Would you repeat the listing exactly but omit every picture?

::::::::::

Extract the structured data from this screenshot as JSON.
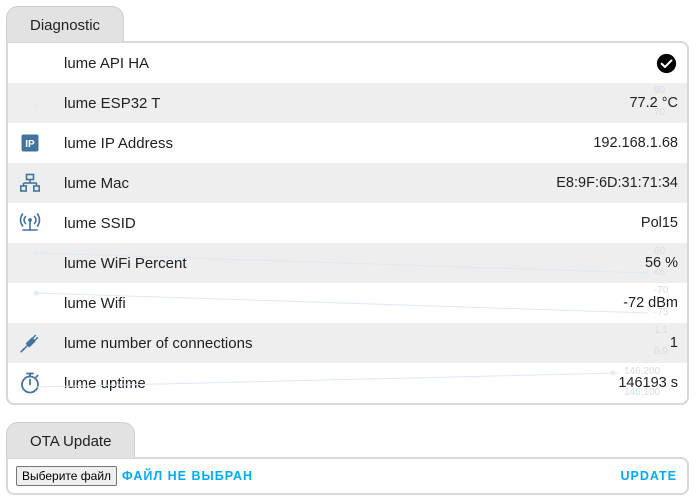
{
  "colors": {
    "icon": "#44739e",
    "accent": "#03a9f4",
    "row_alt": "#eeeeee"
  },
  "diagnostic": {
    "tab_label": "Diagnostic",
    "rows": [
      {
        "icon": "none",
        "label": "lume API HA",
        "value": "check-circle"
      },
      {
        "icon": "none",
        "label": "lume ESP32 T",
        "value": "77.2 °C"
      },
      {
        "icon": "ip-icon",
        "label": "lume IP Address",
        "value": "192.168.1.68"
      },
      {
        "icon": "network-icon",
        "label": "lume Mac",
        "value": "E8:9F:6D:31:71:34"
      },
      {
        "icon": "wifi-antenna-icon",
        "label": "lume SSID",
        "value": "Pol15"
      },
      {
        "icon": "none",
        "label": "lume WiFi Percent",
        "value": "56 %"
      },
      {
        "icon": "none",
        "label": "lume Wifi",
        "value": "-72 dBm"
      },
      {
        "icon": "plug-icon",
        "label": "lume number of connections",
        "value": "1"
      },
      {
        "icon": "timer-icon",
        "label": "lume uptime",
        "value": "146193 s"
      }
    ],
    "ghost_labels": [
      "90",
      "70",
      "60",
      "46",
      "-70",
      "-75",
      "1.1",
      "0.9",
      "146,200",
      "146,100"
    ]
  },
  "ota": {
    "tab_label": "OTA Update",
    "file_button": "Выберите файл",
    "file_status": "ФАЙЛ НЕ ВЫБРАН",
    "update_label": "UPDATE"
  }
}
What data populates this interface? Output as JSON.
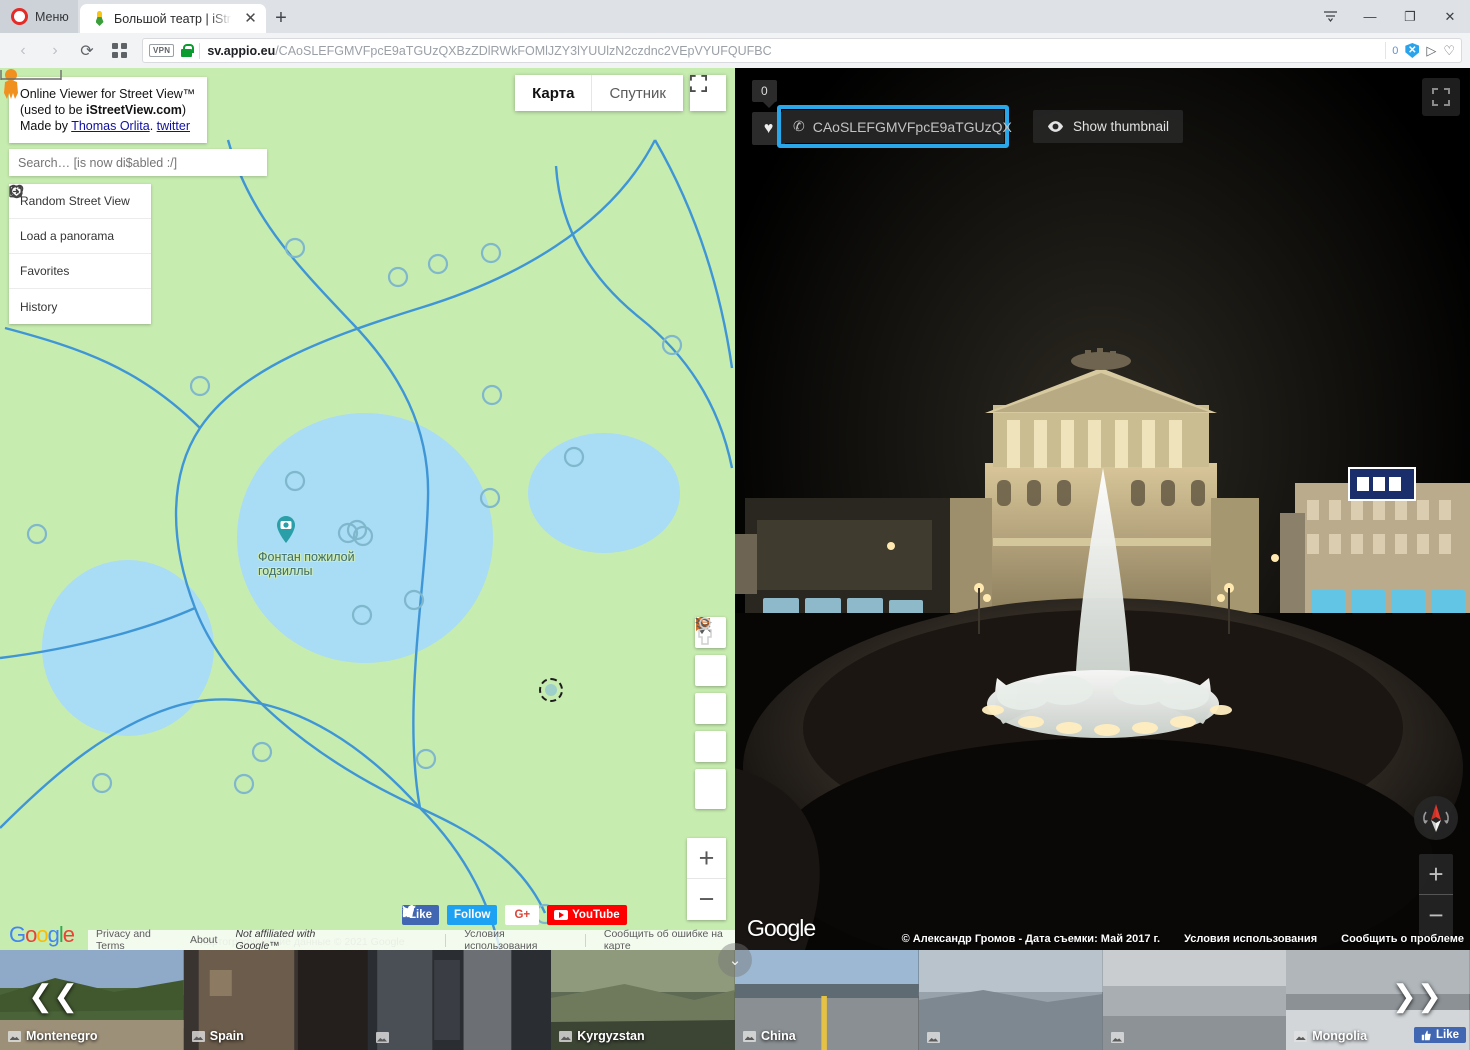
{
  "browser": {
    "menu_label": "Меню",
    "tab_title": "Большой театр | iStreetVi",
    "url_host": "sv.appio.eu",
    "url_path": "/CAoSLEFGMVFpcE9aTGUzQXBzZDlRWkFOMlJZY3lYUUlzN2czdnc2VEpVYUFQUFBC",
    "vpn_badge": "VPN",
    "blocker_count": "0",
    "blocker_glyph": "✕",
    "share_glyph": "▷",
    "heart_glyph": "♡",
    "back_glyph": "‹",
    "forward_glyph": "›",
    "reload_glyph": "⟳",
    "speeddial_glyph": "▦",
    "newtab_glyph": "+",
    "close_tab_glyph": "✕",
    "win_list_glyph": "≡",
    "win_minimize_glyph": "—",
    "win_maximize_glyph": "❐",
    "win_close_glyph": "✕"
  },
  "map": {
    "info": {
      "line1": "Online Viewer for Street View™",
      "line2_pre": "(used to be ",
      "line2_brand": "iStreetView.com",
      "line2_post": ")",
      "line3_pre": "Made by ",
      "author": "Thomas Orlita",
      "line3_mid": ". ",
      "twitter": "twitter"
    },
    "search_placeholder": "Search… [is now di$abled :/]",
    "menu_items": [
      {
        "label": "Random Street View",
        "icon": "refresh-icon"
      },
      {
        "label": "Load a panorama",
        "icon": "import-icon"
      },
      {
        "label": "Favorites",
        "icon": "heart-icon"
      },
      {
        "label": "History",
        "icon": "history-icon"
      }
    ],
    "maptype": {
      "map": "Карта",
      "satellite": "Спутник",
      "active": "Карта"
    },
    "marker_label": "Фонтан пожилой годзиллы",
    "tools": [
      {
        "name": "place-pin-icon"
      },
      {
        "name": "dollar-icon"
      },
      {
        "name": "speech-bubble-icon"
      },
      {
        "name": "layers-off-icon"
      },
      {
        "name": "pegman-icon"
      }
    ],
    "zoom_in": "+",
    "zoom_out": "−",
    "social": {
      "facebook": "Like",
      "twitter": "Follow",
      "google_plus": "G+",
      "youtube": "YouTube"
    },
    "footer": {
      "privacy": "Privacy and Terms",
      "about": "About",
      "not_affiliated": "Not affiliated with Google™",
      "terms": "Условия использования",
      "report": "Сообщить об ошибке на карте",
      "ghost_attribution": "Картографические данные © 2021 Google"
    },
    "google_logo": [
      "G",
      "o",
      "o",
      "g",
      "l",
      "e"
    ]
  },
  "pano": {
    "favorite_count": "0",
    "favorite_glyph": "♥",
    "pano_id": "CAoSLEFGMVFpcE9aTGUzQX",
    "link_glyph": "✆",
    "show_thumbnail": "Show thumbnail",
    "zoom_in": "+",
    "zoom_out": "−",
    "google_logo": "Google",
    "copyright": "© Александр Громов - Дата съемки: Май 2017 г.",
    "terms": "Условия использования",
    "report": "Сообщить о проблеме"
  },
  "filmstrip": {
    "prev_glyph": "❮❮",
    "next_glyph": "❯❯",
    "collapse_glyph": "⌄",
    "fb_like": "Like",
    "thumbs": [
      {
        "label": "Montenegro",
        "c1": "#8fa9c9",
        "c2": "#4a6338",
        "c3": "#9d9079"
      },
      {
        "label": "Spain",
        "c1": "#3a3430",
        "c2": "#6b5c4b",
        "c3": "#241f1c"
      },
      {
        "label": "",
        "c1": "#4a4e55",
        "c2": "#2a2d31",
        "c3": "#6c6f74"
      },
      {
        "label": "Kyrgyzstan",
        "c1": "#5e6a53",
        "c2": "#8e9a7b",
        "c3": "#3c4434"
      },
      {
        "label": "China",
        "c1": "#9db8d2",
        "c2": "#5f6b72",
        "c3": "#8a8f93"
      },
      {
        "label": "",
        "c1": "#b9c3cb",
        "c2": "#7e8891",
        "c3": "#98a2ab"
      },
      {
        "label": "",
        "c1": "#c9cdd0",
        "c2": "#a9aeb2",
        "c3": "#8d9296"
      },
      {
        "label": "Mongolia",
        "c1": "#b0b6ba",
        "c2": "#8b9195",
        "c3": "#d2d6d9"
      }
    ]
  },
  "colors": {
    "accent_blue": "#29a7ea",
    "map_land": "#c7ecb0",
    "map_water": "#a9dcf5",
    "map_road": "#3f96d6",
    "pegman_orange": "#f0901f"
  }
}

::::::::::

● **EXERCISE OUTPUT**
Extract the structured data from this screenshot as JSON.
{
  "colors": {
    "icon": "#44739e",
    "accent": "#03a9f4",
    "row_alt": "#eeeeee"
  },
  "diagnostic": {
    "tab_label": "Diagnostic",
    "rows": [
      {
        "icon": "none",
        "label": "lume API HA",
        "value": "check-circle"
      },
      {
        "icon": "none",
        "label": "lume ESP32 T",
        "value": "77.2 °C"
      },
      {
        "icon": "ip-icon",
        "label": "lume IP Address",
        "value": "192.168.1.68"
      },
      {
        "icon": "network-icon",
        "label": "lume Mac",
        "value": "E8:9F:6D:31:71:34"
      },
      {
        "icon": "wifi-antenna-icon",
        "label": "lume SSID",
        "value": "Pol15"
      },
      {
        "icon": "none",
        "label": "lume WiFi Percent",
        "value": "56 %"
      },
      {
        "icon": "none",
        "label": "lume Wifi",
        "value": "-72 dBm"
      },
      {
        "icon": "plug-icon",
        "label": "lume number of connections",
        "value": "1"
      },
      {
        "icon": "timer-icon",
        "label": "lume uptime",
        "value": "146193 s"
      }
    ],
    "ghost_labels": [
      "90",
      "70",
      "60",
      "46",
      "-70",
      "-75",
      "1.1",
      "0.9",
      "146,200",
      "146,100"
    ]
  },
  "ota": {
    "tab_label": "OTA Update",
    "file_button": "Выберите файл",
    "file_status": "ФАЙЛ НЕ ВЫБРАН",
    "update_label": "UPDATE"
  }
}
What data populates this interface? Output as JSON.
{
  "browser": {
    "menu_label": "Меню",
    "tab_title": "Большой театр | iStreetVi",
    "url_host": "sv.appio.eu",
    "url_path": "/CAoSLEFGMVFpcE9aTGUzQXBzZDlRWkFOMlJZY3lYUUlzN2czdnc2VEpVYUFQUFBC",
    "vpn_badge": "VPN",
    "blocker_count": "0",
    "blocker_glyph": "✕",
    "share_glyph": "▷",
    "heart_glyph": "♡",
    "back_glyph": "‹",
    "forward_glyph": "›",
    "reload_glyph": "⟳",
    "speeddial_glyph": "▦",
    "newtab_glyph": "+",
    "close_tab_glyph": "✕",
    "win_list_glyph": "≡",
    "win_minimize_glyph": "—",
    "win_maximize_glyph": "❐",
    "win_close_glyph": "✕"
  },
  "map": {
    "info": {
      "line1": "Online Viewer for Street View™",
      "line2_pre": "(used to be ",
      "line2_brand": "iStreetView.com",
      "line2_post": ")",
      "line3_pre": "Made by ",
      "author": "Thomas Orlita",
      "line3_mid": ". ",
      "twitter": "twitter"
    },
    "search_placeholder": "Search… [is now di$abled :/]",
    "menu_items": [
      {
        "label": "Random Street View",
        "icon": "refresh-icon"
      },
      {
        "label": "Load a panorama",
        "icon": "import-icon"
      },
      {
        "label": "Favorites",
        "icon": "heart-icon"
      },
      {
        "label": "History",
        "icon": "history-icon"
      }
    ],
    "maptype": {
      "map": "Карта",
      "satellite": "Спутник",
      "active": "Карта"
    },
    "marker_label": "Фонтан пожилой годзиллы",
    "tools": [
      {
        "name": "place-pin-icon"
      },
      {
        "name": "dollar-icon"
      },
      {
        "name": "speech-bubble-icon"
      },
      {
        "name": "layers-off-icon"
      },
      {
        "name": "pegman-icon"
      }
    ],
    "zoom_in": "+",
    "zoom_out": "−",
    "social": {
      "facebook": "Like",
      "twitter": "Follow",
      "google_plus": "G+",
      "youtube": "YouTube"
    },
    "footer": {
      "privacy": "Privacy and Terms",
      "about": "About",
      "not_affiliated": "Not affiliated with Google™",
      "terms": "Условия использования",
      "report": "Сообщить об ошибке на карте",
      "ghost_attribution": "Картографические данные © 2021 Google"
    },
    "google_logo": [
      "G",
      "o",
      "o",
      "g",
      "l",
      "e"
    ]
  },
  "pano": {
    "favorite_count": "0",
    "favorite_glyph": "♥",
    "pano_id": "CAoSLEFGMVFpcE9aTGUzQX",
    "link_glyph": "✆",
    "show_thumbnail": "Show thumbnail",
    "zoom_in": "+",
    "zoom_out": "−",
    "google_logo": "Google",
    "copyright": "© Александр Громов - Дата съемки: Май 2017 г.",
    "terms": "Условия использования",
    "report": "Сообщить о проблеме"
  },
  "filmstrip": {
    "prev_glyph": "❮❮",
    "next_glyph": "❯❯",
    "collapse_glyph": "⌄",
    "fb_like": "Like",
    "thumbs": [
      {
        "label": "Montenegro",
        "c1": "#8fa9c9",
        "c2": "#4a6338",
        "c3": "#9d9079"
      },
      {
        "label": "Spain",
        "c1": "#3a3430",
        "c2": "#6b5c4b",
        "c3": "#241f1c"
      },
      {
        "label": "",
        "c1": "#4a4e55",
        "c2": "#2a2d31",
        "c3": "#6c6f74"
      },
      {
        "label": "Kyrgyzstan",
        "c1": "#5e6a53",
        "c2": "#8e9a7b",
        "c3": "#3c4434"
      },
      {
        "label": "China",
        "c1": "#9db8d2",
        "c2": "#5f6b72",
        "c3": "#8a8f93"
      },
      {
        "label": "",
        "c1": "#b9c3cb",
        "c2": "#7e8891",
        "c3": "#98a2ab"
      },
      {
        "label": "",
        "c1": "#c9cdd0",
        "c2": "#a9aeb2",
        "c3": "#8d9296"
      },
      {
        "label": "Mongolia",
        "c1": "#b0b6ba",
        "c2": "#8b9195",
        "c3": "#d2d6d9"
      }
    ]
  },
  "colors": {
    "accent_blue": "#29a7ea",
    "map_land": "#c7ecb0",
    "map_water": "#a9dcf5",
    "map_road": "#3f96d6",
    "pegman_orange": "#f0901f"
  }
}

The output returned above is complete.